**Instructions for the task:** From the entries, copy every line that carries the string "false".

**Data provided:**
------------------------------
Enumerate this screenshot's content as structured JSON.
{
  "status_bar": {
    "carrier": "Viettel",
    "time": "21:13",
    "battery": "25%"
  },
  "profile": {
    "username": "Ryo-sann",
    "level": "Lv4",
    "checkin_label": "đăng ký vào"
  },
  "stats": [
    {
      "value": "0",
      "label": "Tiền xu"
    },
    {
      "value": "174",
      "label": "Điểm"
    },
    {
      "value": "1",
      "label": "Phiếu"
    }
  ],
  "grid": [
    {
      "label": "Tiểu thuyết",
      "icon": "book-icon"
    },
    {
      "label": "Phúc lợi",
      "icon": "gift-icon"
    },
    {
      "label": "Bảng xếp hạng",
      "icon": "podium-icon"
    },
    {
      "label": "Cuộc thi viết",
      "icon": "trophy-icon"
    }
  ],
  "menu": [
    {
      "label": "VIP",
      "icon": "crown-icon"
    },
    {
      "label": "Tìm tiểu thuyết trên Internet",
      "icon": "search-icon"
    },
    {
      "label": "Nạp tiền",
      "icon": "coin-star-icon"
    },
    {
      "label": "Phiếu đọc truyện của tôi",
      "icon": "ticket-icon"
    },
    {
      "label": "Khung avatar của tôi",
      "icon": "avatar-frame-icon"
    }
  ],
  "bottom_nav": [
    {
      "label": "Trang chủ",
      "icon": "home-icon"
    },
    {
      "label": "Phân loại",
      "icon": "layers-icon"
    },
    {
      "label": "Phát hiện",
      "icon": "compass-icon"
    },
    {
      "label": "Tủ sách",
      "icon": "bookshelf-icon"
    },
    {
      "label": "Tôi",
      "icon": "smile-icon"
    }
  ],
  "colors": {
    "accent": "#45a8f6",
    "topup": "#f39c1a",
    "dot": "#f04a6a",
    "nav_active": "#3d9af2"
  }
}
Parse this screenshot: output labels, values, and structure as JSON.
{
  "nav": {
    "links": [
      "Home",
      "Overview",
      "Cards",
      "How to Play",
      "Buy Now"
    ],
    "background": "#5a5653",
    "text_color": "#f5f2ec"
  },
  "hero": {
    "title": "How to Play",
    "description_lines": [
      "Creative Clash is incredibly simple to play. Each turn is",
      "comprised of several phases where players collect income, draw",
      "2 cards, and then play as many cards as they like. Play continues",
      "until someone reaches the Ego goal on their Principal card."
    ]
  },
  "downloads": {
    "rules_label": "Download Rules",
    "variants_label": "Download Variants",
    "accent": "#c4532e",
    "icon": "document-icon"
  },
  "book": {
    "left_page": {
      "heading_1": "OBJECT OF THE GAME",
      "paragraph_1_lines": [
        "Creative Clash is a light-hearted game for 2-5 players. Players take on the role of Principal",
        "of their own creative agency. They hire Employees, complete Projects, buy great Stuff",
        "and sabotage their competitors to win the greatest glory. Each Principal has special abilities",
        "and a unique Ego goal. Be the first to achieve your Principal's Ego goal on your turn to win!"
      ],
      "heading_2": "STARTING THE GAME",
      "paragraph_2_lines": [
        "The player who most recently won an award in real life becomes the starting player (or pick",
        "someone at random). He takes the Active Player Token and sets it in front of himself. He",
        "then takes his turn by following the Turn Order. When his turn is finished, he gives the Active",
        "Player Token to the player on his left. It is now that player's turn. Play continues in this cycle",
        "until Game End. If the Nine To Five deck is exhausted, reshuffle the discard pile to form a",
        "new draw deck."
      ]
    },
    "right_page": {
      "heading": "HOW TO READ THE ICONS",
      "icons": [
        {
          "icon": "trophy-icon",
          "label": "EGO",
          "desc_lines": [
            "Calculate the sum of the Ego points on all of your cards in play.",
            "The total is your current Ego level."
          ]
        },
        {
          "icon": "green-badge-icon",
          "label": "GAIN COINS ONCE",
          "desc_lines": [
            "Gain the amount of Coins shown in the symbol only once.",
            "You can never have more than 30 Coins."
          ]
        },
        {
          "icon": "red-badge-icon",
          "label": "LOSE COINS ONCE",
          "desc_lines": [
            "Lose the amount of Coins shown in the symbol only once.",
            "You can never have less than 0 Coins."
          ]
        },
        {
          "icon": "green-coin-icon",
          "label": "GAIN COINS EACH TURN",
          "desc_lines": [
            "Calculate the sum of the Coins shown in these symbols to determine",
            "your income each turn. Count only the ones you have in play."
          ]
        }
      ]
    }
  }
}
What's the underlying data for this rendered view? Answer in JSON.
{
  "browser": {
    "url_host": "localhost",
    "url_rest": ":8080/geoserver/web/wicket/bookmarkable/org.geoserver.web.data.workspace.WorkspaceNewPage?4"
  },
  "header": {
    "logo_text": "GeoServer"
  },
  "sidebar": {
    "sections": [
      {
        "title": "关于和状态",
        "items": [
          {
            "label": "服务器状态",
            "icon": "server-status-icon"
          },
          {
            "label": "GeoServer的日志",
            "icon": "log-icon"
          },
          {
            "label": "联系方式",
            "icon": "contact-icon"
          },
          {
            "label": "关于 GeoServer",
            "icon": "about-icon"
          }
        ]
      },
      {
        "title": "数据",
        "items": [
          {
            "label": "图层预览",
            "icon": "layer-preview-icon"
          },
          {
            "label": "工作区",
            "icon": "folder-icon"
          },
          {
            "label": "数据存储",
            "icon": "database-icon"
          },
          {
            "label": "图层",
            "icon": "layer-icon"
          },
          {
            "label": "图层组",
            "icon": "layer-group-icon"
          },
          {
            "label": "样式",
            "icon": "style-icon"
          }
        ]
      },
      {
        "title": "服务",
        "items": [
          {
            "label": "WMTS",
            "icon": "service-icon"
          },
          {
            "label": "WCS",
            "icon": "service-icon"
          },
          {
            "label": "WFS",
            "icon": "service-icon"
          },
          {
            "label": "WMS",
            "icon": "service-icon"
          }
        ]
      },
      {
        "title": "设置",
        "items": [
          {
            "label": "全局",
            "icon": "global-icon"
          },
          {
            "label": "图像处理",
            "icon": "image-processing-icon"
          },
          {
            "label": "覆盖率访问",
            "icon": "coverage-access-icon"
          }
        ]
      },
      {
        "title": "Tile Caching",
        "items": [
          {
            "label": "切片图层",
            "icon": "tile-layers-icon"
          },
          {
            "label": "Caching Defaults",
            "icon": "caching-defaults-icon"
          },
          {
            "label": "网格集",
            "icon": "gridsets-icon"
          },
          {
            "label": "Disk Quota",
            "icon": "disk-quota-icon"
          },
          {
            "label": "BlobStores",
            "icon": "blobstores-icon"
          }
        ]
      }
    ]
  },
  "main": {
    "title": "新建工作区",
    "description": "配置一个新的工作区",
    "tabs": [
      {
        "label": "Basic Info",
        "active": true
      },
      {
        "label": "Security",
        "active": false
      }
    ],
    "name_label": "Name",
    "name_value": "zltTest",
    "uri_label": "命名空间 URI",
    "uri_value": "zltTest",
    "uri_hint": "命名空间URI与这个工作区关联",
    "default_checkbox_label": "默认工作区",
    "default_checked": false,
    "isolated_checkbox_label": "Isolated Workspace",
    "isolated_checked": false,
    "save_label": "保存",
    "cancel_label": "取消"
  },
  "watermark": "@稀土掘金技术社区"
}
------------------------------
**Task solution:**
        "active": false
    "default_checked": false,
    "isolated_checked": false,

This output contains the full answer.